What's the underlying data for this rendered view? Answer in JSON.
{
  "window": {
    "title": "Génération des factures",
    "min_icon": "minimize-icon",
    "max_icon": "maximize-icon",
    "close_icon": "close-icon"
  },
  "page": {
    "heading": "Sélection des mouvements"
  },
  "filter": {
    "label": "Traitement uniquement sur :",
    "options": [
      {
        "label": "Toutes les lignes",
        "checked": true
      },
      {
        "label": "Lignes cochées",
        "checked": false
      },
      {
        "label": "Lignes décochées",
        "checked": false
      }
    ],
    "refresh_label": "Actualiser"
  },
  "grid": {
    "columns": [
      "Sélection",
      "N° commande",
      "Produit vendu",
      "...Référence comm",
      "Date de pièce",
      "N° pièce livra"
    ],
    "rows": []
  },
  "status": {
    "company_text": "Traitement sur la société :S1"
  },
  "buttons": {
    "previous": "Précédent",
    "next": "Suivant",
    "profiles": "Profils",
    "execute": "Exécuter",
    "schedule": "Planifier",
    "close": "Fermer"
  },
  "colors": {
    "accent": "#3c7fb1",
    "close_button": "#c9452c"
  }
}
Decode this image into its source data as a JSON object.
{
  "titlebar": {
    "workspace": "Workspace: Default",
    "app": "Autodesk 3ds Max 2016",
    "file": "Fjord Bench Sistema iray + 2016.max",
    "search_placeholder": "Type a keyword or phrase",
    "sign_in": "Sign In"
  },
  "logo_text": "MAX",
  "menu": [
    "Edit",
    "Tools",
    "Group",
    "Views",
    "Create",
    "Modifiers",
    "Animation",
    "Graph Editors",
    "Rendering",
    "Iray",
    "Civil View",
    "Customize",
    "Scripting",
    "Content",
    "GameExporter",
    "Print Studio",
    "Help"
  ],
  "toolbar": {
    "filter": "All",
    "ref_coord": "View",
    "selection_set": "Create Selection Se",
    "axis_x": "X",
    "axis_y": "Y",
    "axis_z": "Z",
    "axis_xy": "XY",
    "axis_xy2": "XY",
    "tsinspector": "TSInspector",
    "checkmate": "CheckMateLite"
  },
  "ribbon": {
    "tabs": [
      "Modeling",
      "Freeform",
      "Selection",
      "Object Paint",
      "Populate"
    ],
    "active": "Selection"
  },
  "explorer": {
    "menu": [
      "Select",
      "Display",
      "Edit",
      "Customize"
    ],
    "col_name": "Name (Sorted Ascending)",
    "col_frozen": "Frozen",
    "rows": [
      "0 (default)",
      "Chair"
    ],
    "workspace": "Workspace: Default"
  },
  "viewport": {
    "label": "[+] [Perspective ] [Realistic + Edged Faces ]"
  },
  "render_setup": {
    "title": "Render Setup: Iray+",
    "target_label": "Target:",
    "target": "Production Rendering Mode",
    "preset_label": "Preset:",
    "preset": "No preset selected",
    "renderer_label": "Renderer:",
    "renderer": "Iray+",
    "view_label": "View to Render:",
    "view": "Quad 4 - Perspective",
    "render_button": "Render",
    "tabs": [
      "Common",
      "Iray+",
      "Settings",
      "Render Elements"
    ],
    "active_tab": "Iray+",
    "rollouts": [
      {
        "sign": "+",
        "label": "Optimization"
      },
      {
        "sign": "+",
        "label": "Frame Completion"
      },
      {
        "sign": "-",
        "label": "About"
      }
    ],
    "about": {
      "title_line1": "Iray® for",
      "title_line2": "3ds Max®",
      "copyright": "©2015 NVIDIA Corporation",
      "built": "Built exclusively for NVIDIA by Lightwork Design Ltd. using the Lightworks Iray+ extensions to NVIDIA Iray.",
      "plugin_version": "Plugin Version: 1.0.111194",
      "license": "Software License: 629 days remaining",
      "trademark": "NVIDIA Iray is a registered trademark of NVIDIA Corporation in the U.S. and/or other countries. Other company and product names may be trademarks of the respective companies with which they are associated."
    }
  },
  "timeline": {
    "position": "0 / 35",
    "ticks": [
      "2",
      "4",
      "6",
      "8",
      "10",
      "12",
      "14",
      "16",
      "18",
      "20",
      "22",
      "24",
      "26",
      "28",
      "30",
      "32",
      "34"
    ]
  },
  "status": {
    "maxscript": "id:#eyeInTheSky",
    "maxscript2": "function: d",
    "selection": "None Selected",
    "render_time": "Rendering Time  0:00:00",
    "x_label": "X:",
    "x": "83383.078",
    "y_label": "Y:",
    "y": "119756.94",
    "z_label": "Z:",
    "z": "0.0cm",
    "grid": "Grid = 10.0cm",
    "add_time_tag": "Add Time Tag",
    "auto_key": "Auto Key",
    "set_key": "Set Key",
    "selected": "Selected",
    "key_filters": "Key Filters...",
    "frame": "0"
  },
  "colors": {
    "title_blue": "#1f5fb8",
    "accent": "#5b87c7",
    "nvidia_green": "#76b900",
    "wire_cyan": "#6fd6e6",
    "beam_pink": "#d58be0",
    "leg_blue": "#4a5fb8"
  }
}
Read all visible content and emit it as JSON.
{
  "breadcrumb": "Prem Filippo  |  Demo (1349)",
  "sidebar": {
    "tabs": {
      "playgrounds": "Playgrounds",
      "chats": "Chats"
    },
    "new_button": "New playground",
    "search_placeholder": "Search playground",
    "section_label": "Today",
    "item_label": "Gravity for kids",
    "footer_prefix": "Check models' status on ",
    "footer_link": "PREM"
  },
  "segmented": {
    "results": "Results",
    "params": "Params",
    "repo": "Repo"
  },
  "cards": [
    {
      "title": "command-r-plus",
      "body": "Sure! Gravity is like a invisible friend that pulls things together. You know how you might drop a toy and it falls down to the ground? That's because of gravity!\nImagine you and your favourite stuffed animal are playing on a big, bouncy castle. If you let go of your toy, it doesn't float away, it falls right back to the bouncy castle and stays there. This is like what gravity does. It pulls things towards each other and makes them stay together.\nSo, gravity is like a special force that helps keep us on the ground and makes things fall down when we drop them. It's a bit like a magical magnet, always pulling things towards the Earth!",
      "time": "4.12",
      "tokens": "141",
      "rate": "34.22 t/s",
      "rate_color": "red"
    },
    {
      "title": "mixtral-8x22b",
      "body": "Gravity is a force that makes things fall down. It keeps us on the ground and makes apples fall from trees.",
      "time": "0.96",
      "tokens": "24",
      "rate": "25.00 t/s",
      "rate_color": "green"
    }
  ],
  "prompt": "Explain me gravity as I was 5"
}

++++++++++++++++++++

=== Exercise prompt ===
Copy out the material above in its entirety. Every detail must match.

=== Answer below ===
What's the underlying data for this rendered view? Answer in JSON.
{
  "window": {
    "title": "Génération des factures",
    "min_icon": "minimize-icon",
    "max_icon": "maximize-icon",
    "close_icon": "close-icon"
  },
  "page": {
    "heading": "Sélection des mouvements"
  },
  "filter": {
    "label": "Traitement uniquement sur :",
    "options": [
      {
        "label": "Toutes les lignes",
        "checked": true
      },
      {
        "label": "Lignes cochées",
        "checked": false
      },
      {
        "label": "Lignes décochées",
        "checked": false
      }
    ],
    "refresh_label": "Actualiser"
  },
  "grid": {
    "columns": [
      "Sélection",
      "N° commande",
      "Produit vendu",
      "...Référence comm",
      "Date de pièce",
      "N° pièce livra"
    ],
    "rows": []
  },
  "status": {
    "company_text": "Traitement sur la société :S1"
  },
  "buttons": {
    "previous": "Précédent",
    "next": "Suivant",
    "profiles": "Profils",
    "execute": "Exécuter",
    "schedule": "Planifier",
    "close": "Fermer"
  },
  "colors": {
    "accent": "#3c7fb1",
    "close_button": "#c9452c"
  }
}
Decode this image into its source data as a JSON object.
{
  "titlebar": {
    "workspace": "Workspace: Default",
    "app": "Autodesk 3ds Max 2016",
    "file": "Fjord Bench Sistema iray + 2016.max",
    "search_placeholder": "Type a keyword or phrase",
    "sign_in": "Sign In"
  },
  "logo_text": "MAX",
  "menu": [
    "Edit",
    "Tools",
    "Group",
    "Views",
    "Create",
    "Modifiers",
    "Animation",
    "Graph Editors",
    "Rendering",
    "Iray",
    "Civil View",
    "Customize",
    "Scripting",
    "Content",
    "GameExporter",
    "Print Studio",
    "Help"
  ],
  "toolbar": {
    "filter": "All",
    "ref_coord": "View",
    "selection_set": "Create Selection Se",
    "axis_x": "X",
    "axis_y": "Y",
    "axis_z": "Z",
    "axis_xy": "XY",
    "axis_xy2": "XY",
    "tsinspector": "TSInspector",
    "checkmate": "CheckMateLite"
  },
  "ribbon": {
    "tabs": [
      "Modeling",
      "Freeform",
      "Selection",
      "Object Paint",
      "Populate"
    ],
    "active": "Selection"
  },
  "explorer": {
    "menu": [
      "Select",
      "Display",
      "Edit",
      "Customize"
    ],
    "col_name": "Name (Sorted Ascending)",
    "col_frozen": "Frozen",
    "rows": [
      "0 (default)",
      "Chair"
    ],
    "workspace": "Workspace: Default"
  },
  "viewport": {
    "label": "[+] [Perspective ] [Realistic + Edged Faces ]"
  },
  "render_setup": {
    "title": "Render Setup: Iray+",
    "target_label": "Target:",
    "target": "Production Rendering Mode",
    "preset_label": "Preset:",
    "preset": "No preset selected",
    "renderer_label": "Renderer:",
    "renderer": "Iray+",
    "view_label": "View to Render:",
    "view": "Quad 4 - Perspective",
    "render_button": "Render",
    "tabs": [
      "Common",
      "Iray+",
      "Settings",
      "Render Elements"
    ],
    "active_tab": "Iray+",
    "rollouts": [
      {
        "sign": "+",
        "label": "Optimization"
      },
      {
        "sign": "+",
        "label": "Frame Completion"
      },
      {
        "sign": "-",
        "label": "About"
      }
    ],
    "about": {
      "title_line1": "Iray® for",
      "title_line2": "3ds Max®",
      "copyright": "©2015 NVIDIA Corporation",
      "built": "Built exclusively for NVIDIA by Lightwork Design Ltd. using the Lightworks Iray+ extensions to NVIDIA Iray.",
      "plugin_version": "Plugin Version: 1.0.111194",
      "license": "Software License: 629 days remaining",
      "trademark": "NVIDIA Iray is a registered trademark of NVIDIA Corporation in the U.S. and/or other countries. Other company and product names may be trademarks of the respective companies with which they are associated."
    }
  },
  "timeline": {
    "position": "0 / 35",
    "ticks": [
      "2",
      "4",
      "6",
      "8",
      "10",
      "12",
      "14",
      "16",
      "18",
      "20",
      "22",
      "24",
      "26",
      "28",
      "30",
      "32",
      "34"
    ]
  },
  "status": {
    "maxscript": "id:#eyeInTheSky",
    "maxscript2": "function: d",
    "selection": "None Selected",
    "render_time": "Rendering Time  0:00:00",
    "x_label": "X:",
    "x": "83383.078",
    "y_label": "Y:",
    "y": "119756.94",
    "z_label": "Z:",
    "z": "0.0cm",
    "grid": "Grid = 10.0cm",
    "add_time_tag": "Add Time Tag",
    "auto_key": "Auto Key",
    "set_key": "Set Key",
    "selected": "Selected",
    "key_filters": "Key Filters...",
    "frame": "0"
  },
  "colors": {
    "title_blue": "#1f5fb8",
    "accent": "#5b87c7",
    "nvidia_green": "#76b900",
    "wire_cyan": "#6fd6e6",
    "beam_pink": "#d58be0",
    "leg_blue": "#4a5fb8"
  }
}
Read all visible content and emit it as JSON.
{
  "breadcrumb": "Prem Filippo  |  Demo (1349)",
  "sidebar": {
    "tabs": {
      "playgrounds": "Playgrounds",
      "chats": "Chats"
    },
    "new_button": "New playground",
    "search_placeholder": "Search playground",
    "section_label": "Today",
    "item_label": "Gravity for kids",
    "footer_prefix": "Check models' status on ",
    "footer_link": "PREM"
  },
  "segmented": {
    "results": "Results",
    "params": "Params",
    "repo": "Repo"
  },
  "cards": [
    {
      "title": "command-r-plus",
      "body": "Sure! Gravity is like a invisible friend that pulls things together. You know how you might drop a toy and it falls down to the ground? That's because of gravity!\nImagine you and your favourite stuffed animal are playing on a big, bouncy castle. If you let go of your toy, it doesn't float away, it falls right back to the bouncy castle and stays there. This is like what gravity does. It pulls things towards each other and makes them stay together.\nSo, gravity is like a special force that helps keep us on the ground and makes things fall down when we drop them. It's a bit like a magical magnet, always pulling things towards the Earth!",
      "time": "4.12",
      "tokens": "141",
      "rate": "34.22 t/s",
      "rate_color": "red"
    },
    {
      "title": "mixtral-8x22b",
      "body": "Gravity is a force that makes things fall down. It keeps us on the ground and makes apples fall from trees.",
      "time": "0.96",
      "tokens": "24",
      "rate": "25.00 t/s",
      "rate_color": "green"
    }
  ],
  "prompt": "Explain me gravity as I was 5"
}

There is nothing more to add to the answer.